[Records drawn from a dataset]

▼

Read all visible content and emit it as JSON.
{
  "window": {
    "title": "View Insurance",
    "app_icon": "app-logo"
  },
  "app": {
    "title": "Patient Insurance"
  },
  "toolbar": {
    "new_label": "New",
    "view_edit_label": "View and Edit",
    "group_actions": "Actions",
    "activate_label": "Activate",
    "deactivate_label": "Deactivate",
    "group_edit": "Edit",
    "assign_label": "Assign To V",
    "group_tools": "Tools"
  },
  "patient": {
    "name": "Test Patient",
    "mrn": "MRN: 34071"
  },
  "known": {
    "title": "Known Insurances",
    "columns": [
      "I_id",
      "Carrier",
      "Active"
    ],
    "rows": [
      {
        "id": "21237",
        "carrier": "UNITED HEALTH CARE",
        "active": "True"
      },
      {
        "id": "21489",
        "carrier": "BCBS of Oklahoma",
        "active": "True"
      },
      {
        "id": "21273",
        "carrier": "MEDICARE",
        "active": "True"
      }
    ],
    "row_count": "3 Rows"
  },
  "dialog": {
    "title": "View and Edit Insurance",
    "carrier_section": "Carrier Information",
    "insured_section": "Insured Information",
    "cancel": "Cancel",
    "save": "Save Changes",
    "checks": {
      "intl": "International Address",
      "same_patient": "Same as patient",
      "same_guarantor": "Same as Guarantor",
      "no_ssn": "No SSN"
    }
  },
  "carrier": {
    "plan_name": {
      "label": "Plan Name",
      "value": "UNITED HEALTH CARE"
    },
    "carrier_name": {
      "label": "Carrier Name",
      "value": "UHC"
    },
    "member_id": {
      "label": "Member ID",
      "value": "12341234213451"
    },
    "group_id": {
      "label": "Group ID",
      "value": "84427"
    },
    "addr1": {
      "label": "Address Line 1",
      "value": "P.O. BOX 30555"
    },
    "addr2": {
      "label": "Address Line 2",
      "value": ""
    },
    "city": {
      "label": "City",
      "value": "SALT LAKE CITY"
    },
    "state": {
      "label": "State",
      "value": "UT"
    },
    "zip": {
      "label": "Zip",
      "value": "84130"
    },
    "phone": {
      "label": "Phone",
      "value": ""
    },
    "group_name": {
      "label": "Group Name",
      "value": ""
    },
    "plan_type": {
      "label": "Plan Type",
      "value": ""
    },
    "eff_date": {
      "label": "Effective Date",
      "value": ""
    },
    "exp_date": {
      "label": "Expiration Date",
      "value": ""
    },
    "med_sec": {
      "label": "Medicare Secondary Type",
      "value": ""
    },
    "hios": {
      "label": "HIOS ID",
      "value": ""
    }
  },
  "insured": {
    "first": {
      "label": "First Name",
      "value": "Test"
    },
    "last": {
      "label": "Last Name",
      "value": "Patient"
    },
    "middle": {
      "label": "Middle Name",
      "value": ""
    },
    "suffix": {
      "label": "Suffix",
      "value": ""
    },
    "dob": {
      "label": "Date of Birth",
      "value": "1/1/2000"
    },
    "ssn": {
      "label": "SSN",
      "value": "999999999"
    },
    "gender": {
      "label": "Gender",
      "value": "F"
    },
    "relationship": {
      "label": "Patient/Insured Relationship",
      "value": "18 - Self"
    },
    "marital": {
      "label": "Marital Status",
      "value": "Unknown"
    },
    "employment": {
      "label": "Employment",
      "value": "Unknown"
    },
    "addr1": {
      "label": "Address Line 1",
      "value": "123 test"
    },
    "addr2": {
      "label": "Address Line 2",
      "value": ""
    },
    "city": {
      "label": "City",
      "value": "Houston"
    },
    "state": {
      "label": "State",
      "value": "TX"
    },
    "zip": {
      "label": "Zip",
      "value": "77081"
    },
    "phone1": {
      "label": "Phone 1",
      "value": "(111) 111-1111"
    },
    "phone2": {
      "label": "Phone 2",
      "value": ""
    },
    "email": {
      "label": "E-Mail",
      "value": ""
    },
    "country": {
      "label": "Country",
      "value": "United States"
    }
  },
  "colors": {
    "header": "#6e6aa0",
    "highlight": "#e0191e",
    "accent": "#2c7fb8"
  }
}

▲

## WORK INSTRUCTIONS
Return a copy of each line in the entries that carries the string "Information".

## SOLUTION
    "carrier_section": "Carrier Information",
    "insured_section": "Insured Information",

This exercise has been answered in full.